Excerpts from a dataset
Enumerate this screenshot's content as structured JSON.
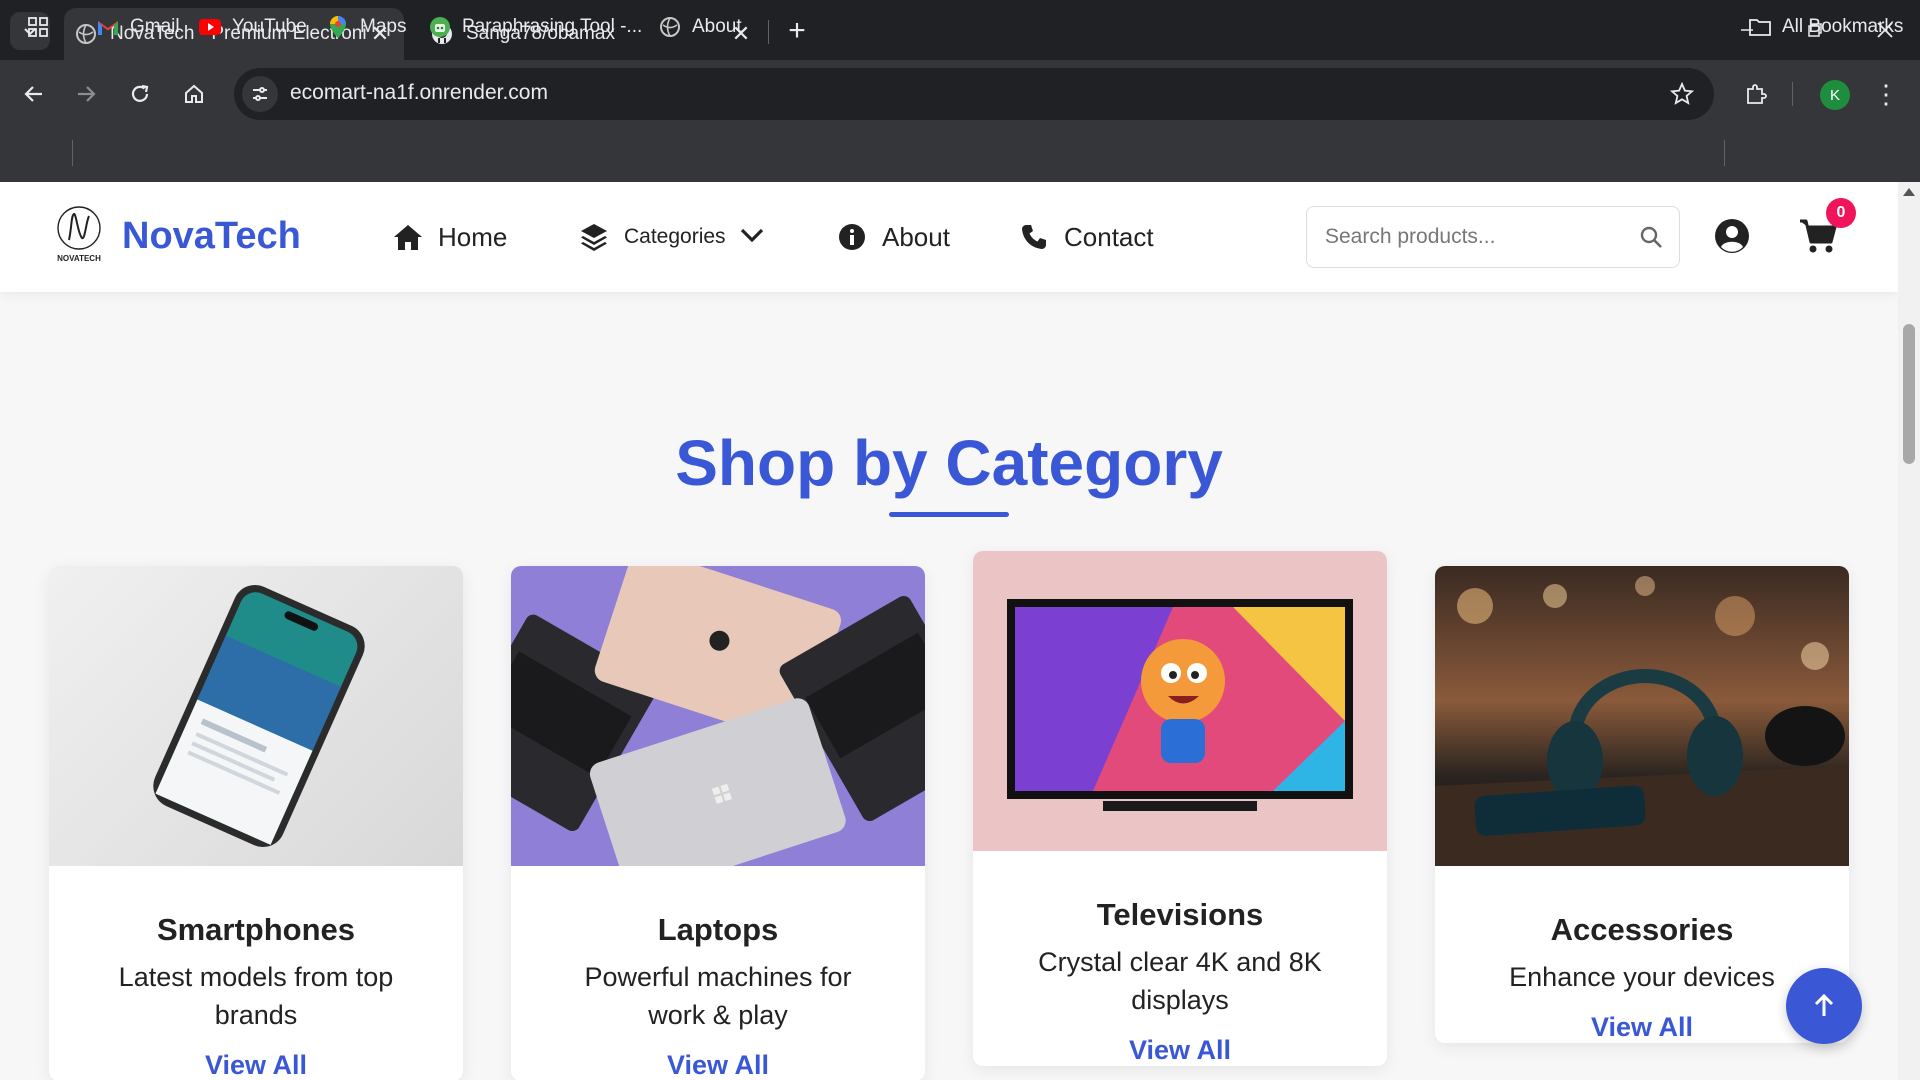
{
  "browser": {
    "tabs": [
      {
        "title": "NovaTech - Premium Electronics",
        "active": true
      },
      {
        "title": "Sanga78/obamax",
        "active": false
      }
    ],
    "url": "ecomart-na1f.onrender.com",
    "profile_initial": "K",
    "bookmarks": [
      "Gmail",
      "YouTube",
      "Maps",
      "Paraphrasing Tool -...",
      "About"
    ],
    "all_bookmarks": "All Bookmarks"
  },
  "site": {
    "brand": "NovaTech",
    "logo_text": "NOVATECH",
    "nav": {
      "home": "Home",
      "categories": "Categories",
      "about": "About",
      "contact": "Contact"
    },
    "search_placeholder": "Search products...",
    "cart_count": "0"
  },
  "section": {
    "title": "Shop by Category"
  },
  "categories": [
    {
      "title": "Smartphones",
      "description": "Latest models from top brands",
      "link": "View All"
    },
    {
      "title": "Laptops",
      "description": "Powerful machines for work & play",
      "link": "View All"
    },
    {
      "title": "Televisions",
      "description": "Crystal clear 4K and 8K displays",
      "link": "View All"
    },
    {
      "title": "Accessories",
      "description": "Enhance your devices",
      "link": "View All"
    }
  ],
  "colors": {
    "brand": "#3a58d6",
    "badge": "#f0145a",
    "tv_bg": "#ebc4c6",
    "laptop_bg": "#8f7fd6"
  }
}
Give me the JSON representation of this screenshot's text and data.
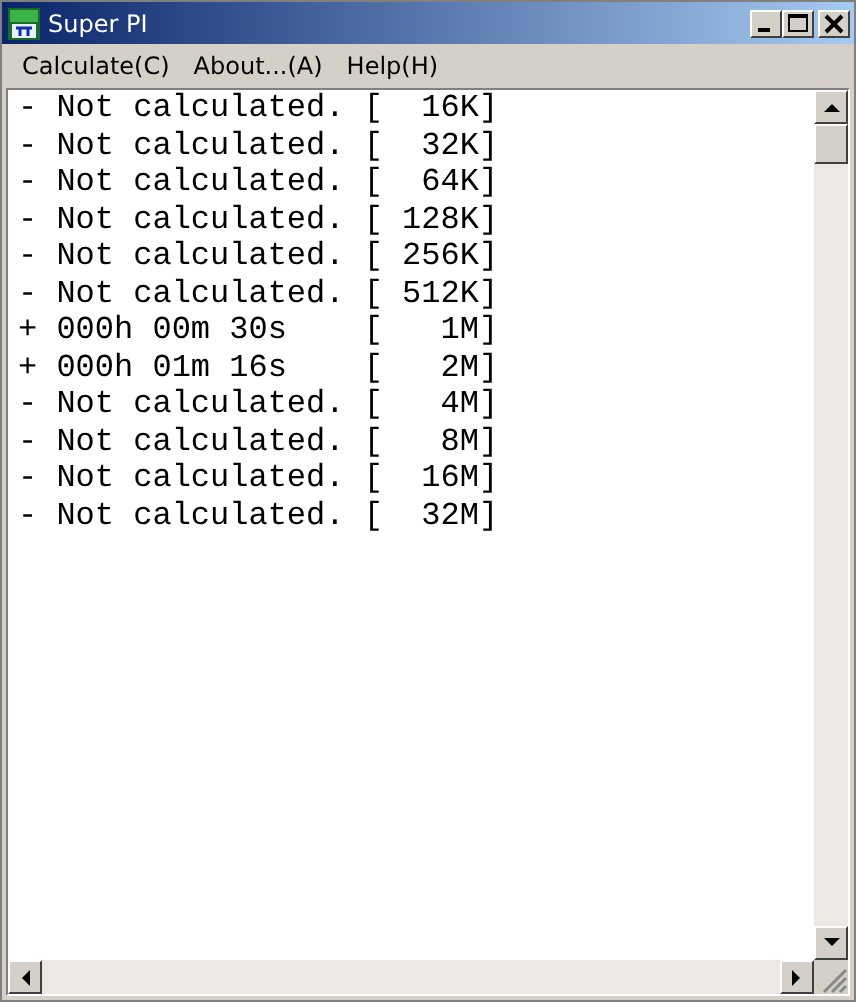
{
  "window": {
    "title": "Super PI"
  },
  "menu": [
    "Calculate(C)",
    "About...(A)",
    "Help(H)"
  ],
  "lines": [
    "- Not calculated. [  16K]",
    "- Not calculated. [  32K]",
    "- Not calculated. [  64K]",
    "- Not calculated. [ 128K]",
    "- Not calculated. [ 256K]",
    "- Not calculated. [ 512K]",
    "+ 000h 00m 30s    [   1M]",
    "+ 000h 01m 16s    [   2M]",
    "- Not calculated. [   4M]",
    "- Not calculated. [   8M]",
    "- Not calculated. [  16M]",
    "- Not calculated. [  32M]"
  ]
}
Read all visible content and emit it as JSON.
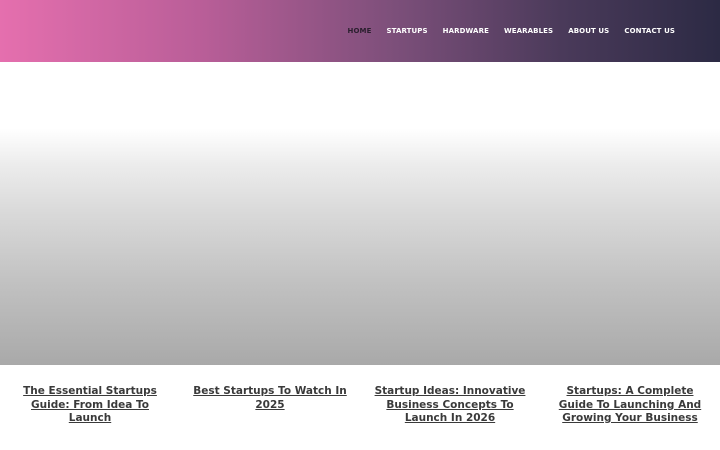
{
  "nav": {
    "items": [
      {
        "label": "HOME",
        "active": true
      },
      {
        "label": "STARTUPS",
        "active": false
      },
      {
        "label": "HARDWARE",
        "active": false
      },
      {
        "label": "WEARABLES",
        "active": false
      },
      {
        "label": "ABOUT US",
        "active": false
      },
      {
        "label": "CONTACT US",
        "active": false
      }
    ]
  },
  "header": {
    "gradient_colors": [
      "#e56fae",
      "#b95e98",
      "#7c4f7a",
      "#4a3a5a",
      "#2c2a44"
    ]
  },
  "posts": [
    {
      "title": "The Essential Startups Guide: From Idea To Launch"
    },
    {
      "title": "Best Startups To Watch In 2025"
    },
    {
      "title": "Startup Ideas: Innovative Business Concepts To Launch In 2026"
    },
    {
      "title": "Startups: A Complete Guide To Launching And Growing Your Business"
    }
  ]
}
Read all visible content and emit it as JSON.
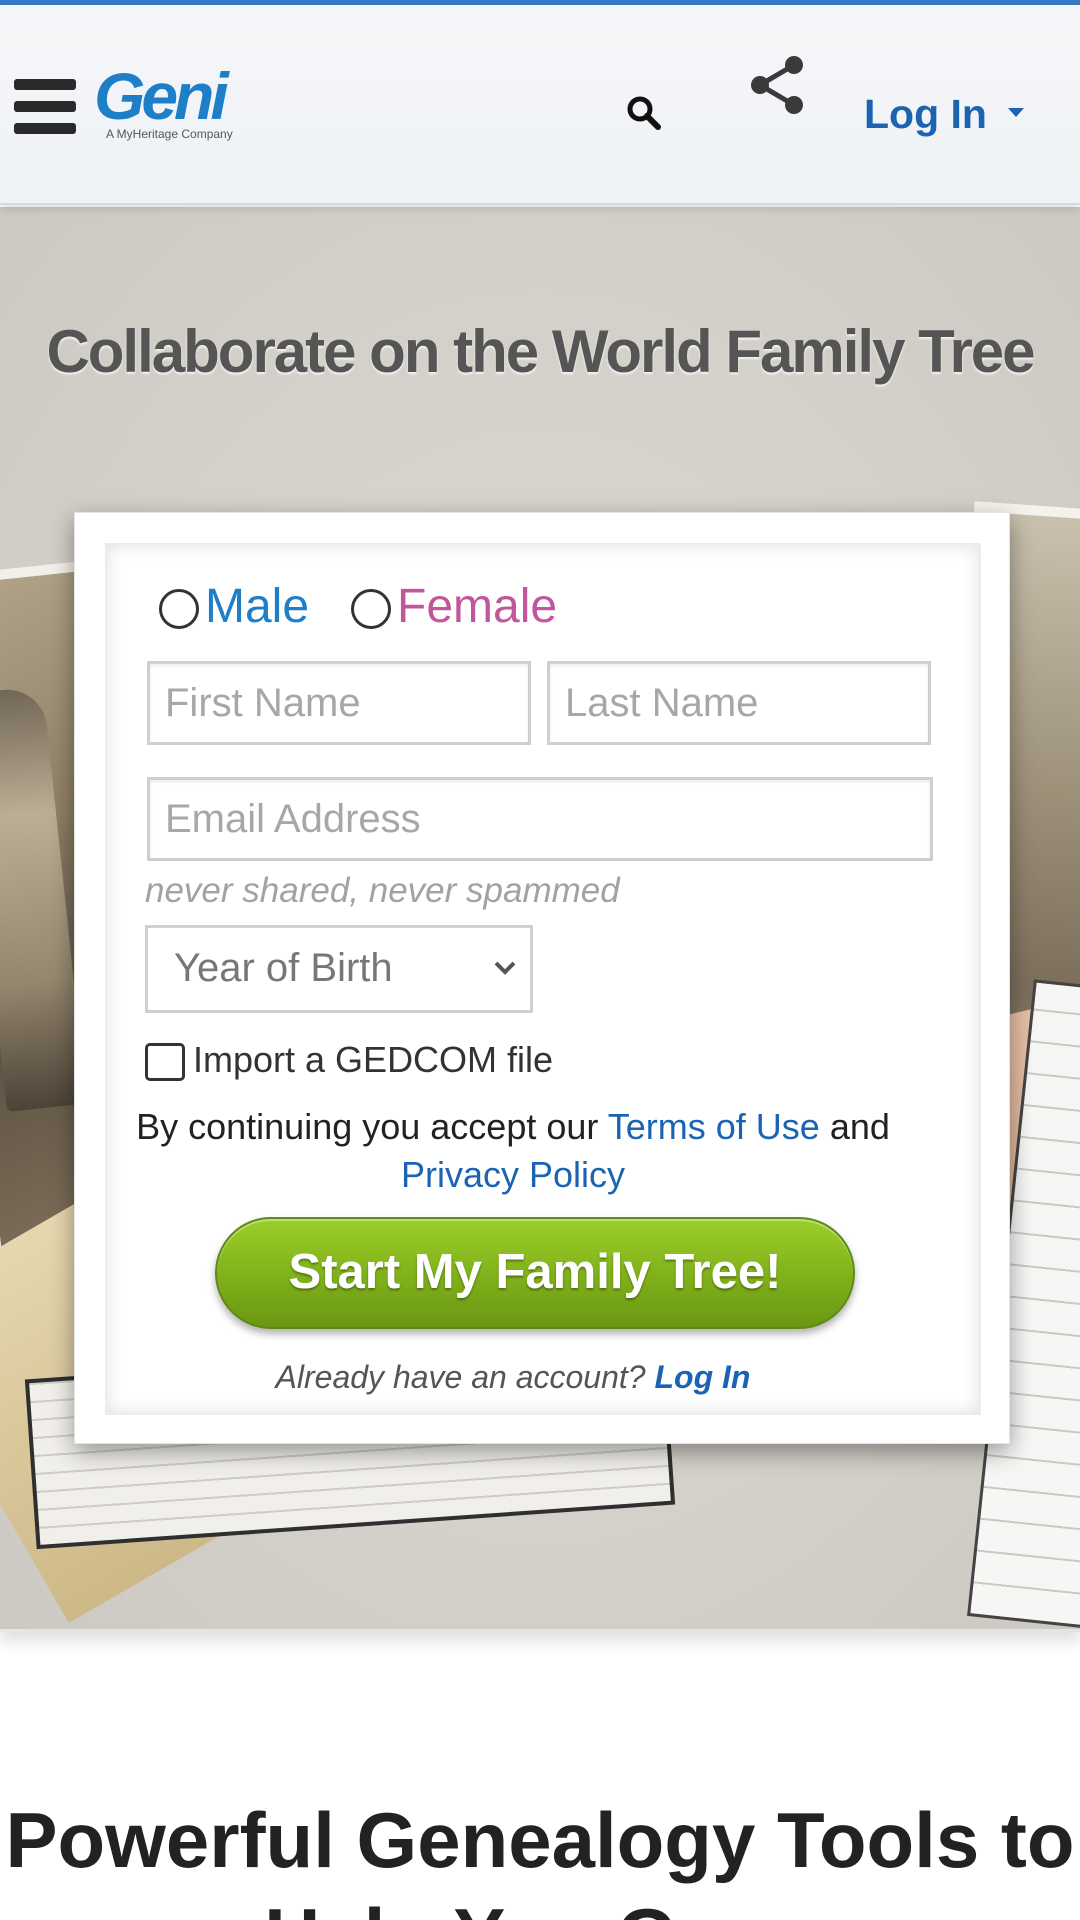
{
  "header": {
    "logo_text": "Geni",
    "logo_tagline": "A MyHeritage Company",
    "login_label": "Log In"
  },
  "hero": {
    "title": "Collaborate on the World Family Tree"
  },
  "signup": {
    "gender_male": "Male",
    "gender_female": "Female",
    "first_name_placeholder": "First Name",
    "last_name_placeholder": "Last Name",
    "email_placeholder": "Email Address",
    "email_note": "never shared, never spammed",
    "year_of_birth": "Year of Birth",
    "gedcom_label": "Import a GEDCOM file",
    "terms_prefix": "By continuing you accept our",
    "terms_link": "Terms of Use",
    "terms_and": "and",
    "privacy_link": "Privacy Policy",
    "submit_label": "Start My Family Tree!",
    "already_text": "Already have an account?",
    "already_login": "Log In"
  },
  "section": {
    "title": "Powerful Genealogy Tools to Help You Grow"
  },
  "colors": {
    "brand_blue": "#1e7fc8",
    "female_pink": "#c0579b",
    "cta_green": "#7fb01a",
    "link_blue": "#1b64b4"
  },
  "icons": [
    "menu-icon",
    "search-icon",
    "share-icon",
    "caret-down-icon",
    "chevron-down-icon"
  ]
}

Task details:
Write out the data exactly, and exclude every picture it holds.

Task answer:
Enumerate this screenshot's content as structured JSON.
{
  "browser": {
    "tabs": [
      {
        "title": "NovaTech - Premium Electronics",
        "active": true
      },
      {
        "title": "Sanga78/obamax",
        "active": false
      }
    ],
    "url": "ecomart-na1f.onrender.com",
    "profile_initial": "K",
    "bookmarks": [
      "Gmail",
      "YouTube",
      "Maps",
      "Paraphrasing Tool -...",
      "About"
    ],
    "all_bookmarks": "All Bookmarks"
  },
  "site": {
    "brand": "NovaTech",
    "logo_text": "NOVATECH",
    "nav": {
      "home": "Home",
      "categories": "Categories",
      "about": "About",
      "contact": "Contact"
    },
    "search_placeholder": "Search products...",
    "cart_count": "0"
  },
  "section": {
    "title": "Shop by Category"
  },
  "categories": [
    {
      "title": "Smartphones",
      "description": "Latest models from top brands",
      "link": "View All"
    },
    {
      "title": "Laptops",
      "description": "Powerful machines for work & play",
      "link": "View All"
    },
    {
      "title": "Televisions",
      "description": "Crystal clear 4K and 8K displays",
      "link": "View All"
    },
    {
      "title": "Accessories",
      "description": "Enhance your devices",
      "link": "View All"
    }
  ],
  "colors": {
    "brand": "#3a58d6",
    "badge": "#f0145a",
    "tv_bg": "#ebc4c6",
    "laptop_bg": "#8f7fd6"
  }
}
Give me the JSON representation of this screenshot's text and data.
{
  "window": {
    "title": "Super PI"
  },
  "menu": [
    "Calculate(C)",
    "About...(A)",
    "Help(H)"
  ],
  "lines": [
    "- Not calculated. [  16K]",
    "- Not calculated. [  32K]",
    "- Not calculated. [  64K]",
    "- Not calculated. [ 128K]",
    "- Not calculated. [ 256K]",
    "- Not calculated. [ 512K]",
    "+ 000h 00m 30s    [   1M]",
    "+ 000h 01m 16s    [   2M]",
    "- Not calculated. [   4M]",
    "- Not calculated. [   8M]",
    "- Not calculated. [  16M]",
    "- Not calculated. [  32M]"
  ]
}
Read all visible content and emit it as JSON.
{
  "nav": {
    "items": [
      {
        "label": "HOME",
        "active": true
      },
      {
        "label": "STARTUPS",
        "active": false
      },
      {
        "label": "HARDWARE",
        "active": false
      },
      {
        "label": "WEARABLES",
        "active": false
      },
      {
        "label": "ABOUT US",
        "active": false
      },
      {
        "label": "CONTACT US",
        "active": false
      }
    ]
  },
  "header": {
    "gradient_colors": [
      "#e56fae",
      "#b95e98",
      "#7c4f7a",
      "#4a3a5a",
      "#2c2a44"
    ]
  },
  "posts": [
    {
      "title": "The Essential Startups Guide: From Idea To Launch"
    },
    {
      "title": "Best Startups To Watch In 2025"
    },
    {
      "title": "Startup Ideas: Innovative Business Concepts To Launch In 2026"
    },
    {
      "title": "Startups: A Complete Guide To Launching And Growing Your Business"
    }
  ]
}
Read all visible content and emit it as JSON.
{
  "header": {
    "logo_text": "Geni",
    "logo_tagline": "A MyHeritage Company",
    "login_label": "Log In"
  },
  "hero": {
    "title": "Collaborate on the World Family Tree"
  },
  "signup": {
    "gender_male": "Male",
    "gender_female": "Female",
    "first_name_placeholder": "First Name",
    "last_name_placeholder": "Last Name",
    "email_placeholder": "Email Address",
    "email_note": "never shared, never spammed",
    "year_of_birth": "Year of Birth",
    "gedcom_label": "Import a GEDCOM file",
    "terms_prefix": "By continuing you accept our",
    "terms_link": "Terms of Use",
    "terms_and": "and",
    "privacy_link": "Privacy Policy",
    "submit_label": "Start My Family Tree!",
    "already_text": "Already have an account?",
    "already_login": "Log In"
  },
  "section": {
    "title": "Powerful Genealogy Tools to Help You Grow"
  },
  "colors": {
    "brand_blue": "#1e7fc8",
    "female_pink": "#c0579b",
    "cta_green": "#7fb01a",
    "link_blue": "#1b64b4"
  },
  "icons": [
    "menu-icon",
    "search-icon",
    "share-icon",
    "caret-down-icon",
    "chevron-down-icon"
  ]
}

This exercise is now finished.